_About this task_. Reproduce the listing exactly, keeping every word as it is.

_Provided material_.
== Segment start ==
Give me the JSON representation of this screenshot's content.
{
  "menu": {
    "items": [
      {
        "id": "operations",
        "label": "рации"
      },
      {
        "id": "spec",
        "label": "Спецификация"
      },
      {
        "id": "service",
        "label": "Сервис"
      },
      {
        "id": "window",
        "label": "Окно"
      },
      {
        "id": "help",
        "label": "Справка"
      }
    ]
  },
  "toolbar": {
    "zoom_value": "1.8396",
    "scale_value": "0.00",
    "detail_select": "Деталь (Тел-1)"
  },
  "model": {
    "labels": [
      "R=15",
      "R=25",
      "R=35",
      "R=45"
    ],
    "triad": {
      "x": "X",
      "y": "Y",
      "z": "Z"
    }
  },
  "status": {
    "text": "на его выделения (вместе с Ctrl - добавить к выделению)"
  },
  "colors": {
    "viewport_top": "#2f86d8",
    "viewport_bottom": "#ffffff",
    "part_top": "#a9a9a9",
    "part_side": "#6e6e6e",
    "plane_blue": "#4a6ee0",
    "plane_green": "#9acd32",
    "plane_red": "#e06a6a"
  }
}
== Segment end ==
_Solution to this task_.
Give me the JSON representation of this screenshot's content.
{
  "menu": {
    "items": [
      {
        "id": "operations",
        "label": "рации"
      },
      {
        "id": "spec",
        "label": "Спецификация"
      },
      {
        "id": "service",
        "label": "Сервис"
      },
      {
        "id": "window",
        "label": "Окно"
      },
      {
        "id": "help",
        "label": "Справка"
      }
    ]
  },
  "toolbar": {
    "zoom_value": "1.8396",
    "scale_value": "0.00",
    "detail_select": "Деталь (Тел-1)"
  },
  "model": {
    "labels": [
      "R=15",
      "R=25",
      "R=35",
      "R=45"
    ],
    "triad": {
      "x": "X",
      "y": "Y",
      "z": "Z"
    }
  },
  "status": {
    "text": "на его выделения (вместе с Ctrl - добавить к выделению)"
  },
  "colors": {
    "viewport_top": "#2f86d8",
    "viewport_bottom": "#ffffff",
    "part_top": "#a9a9a9",
    "part_side": "#6e6e6e",
    "plane_blue": "#4a6ee0",
    "plane_green": "#9acd32",
    "plane_red": "#e06a6a"
  }
}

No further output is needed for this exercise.